Posted on behalf of Julia Cicale '12
When I was a freshman, I had no idea that signing my name and email address on a piece of scrap paper titled “360 Magazine Listserv” would help shape my interests and skills in a bigger way than I could imagine. 360 was founded by Park Scholar alumna Lu Fong ’10, and its first issue came out in the spring of 2009, my freshman year spring semester. I had no prior experience in working for a magazine, but I had done layout for my high school yearbook, so I decided to give it a shot.
I had no idea what I was in for—late nights in Lu’s apartment (because back then, 360 had no rooms to work in, no computers to work on, and no idea how to make a magazine), teaching myself how to use Adobe InDesign with an old, borrowed copy of CS2, making plenty of mistakes, and finally, witnessing all the ups and downs of the production of a fledgling magazine.
Looking back at the first issue of 360, it’s easy to see how significantly my layout and design skills have grown over the past four years and seven issues. While I studied abroad in Singapore, I even took a layout design class to supplement my interests in learning about layout.
At the beginning of my final semester, one of the Editors in Chief of 360 came up to me and informed me that someone from The Ithacan had contacted her to find out names of some of 360’s layout staff (and since I’m essentially the only consistent one, she handed along my contact info). A few days later, I received an email asking if I’d be interested in interviewing for the position of Design Editor for The Ithacan’s Year in Review, a special, 150-page magazine released by The Ithacan at the end of every academic year.
After the interview, I was offered the position and accepted almost immediately. Sure, I had plenty of other activities on my plate this semester—AdLab (a time-intensive senior capstone course), Park Scholar selection committee, and all of my other usual activities—but I realized instantly what Year in Review could do for me that all of these other activities could not. It provided me with a professional, prestigious book that I designed 100% by myself.

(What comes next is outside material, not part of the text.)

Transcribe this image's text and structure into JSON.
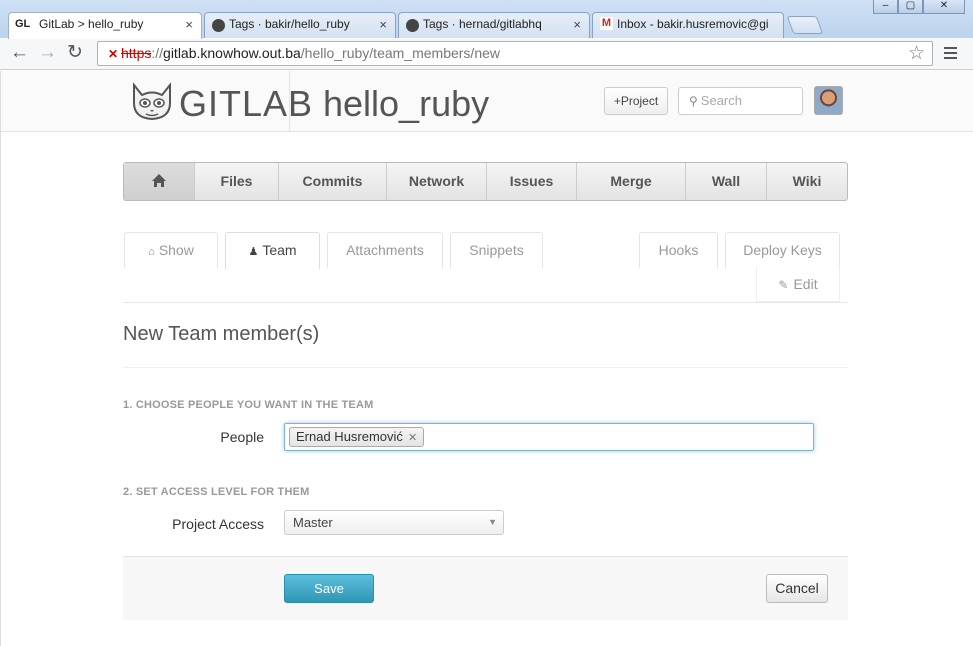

No one else helped with the layout, and now I have an incredible product that I can show to potential employers—because why tell them the awesome things I can do when I can show them instead?
I have 360 to thank for ultimately leading me to this position and for helping me to hone my design skills and learn that layout design is something I not only enjoy, but that I’m also pretty good at doing. I’ve learned that in order to be successful in anything, the best thing to do is just start—just get involved and do something, even if you literally have no idea what that something is.
Just jump in, and everything else will fall into place.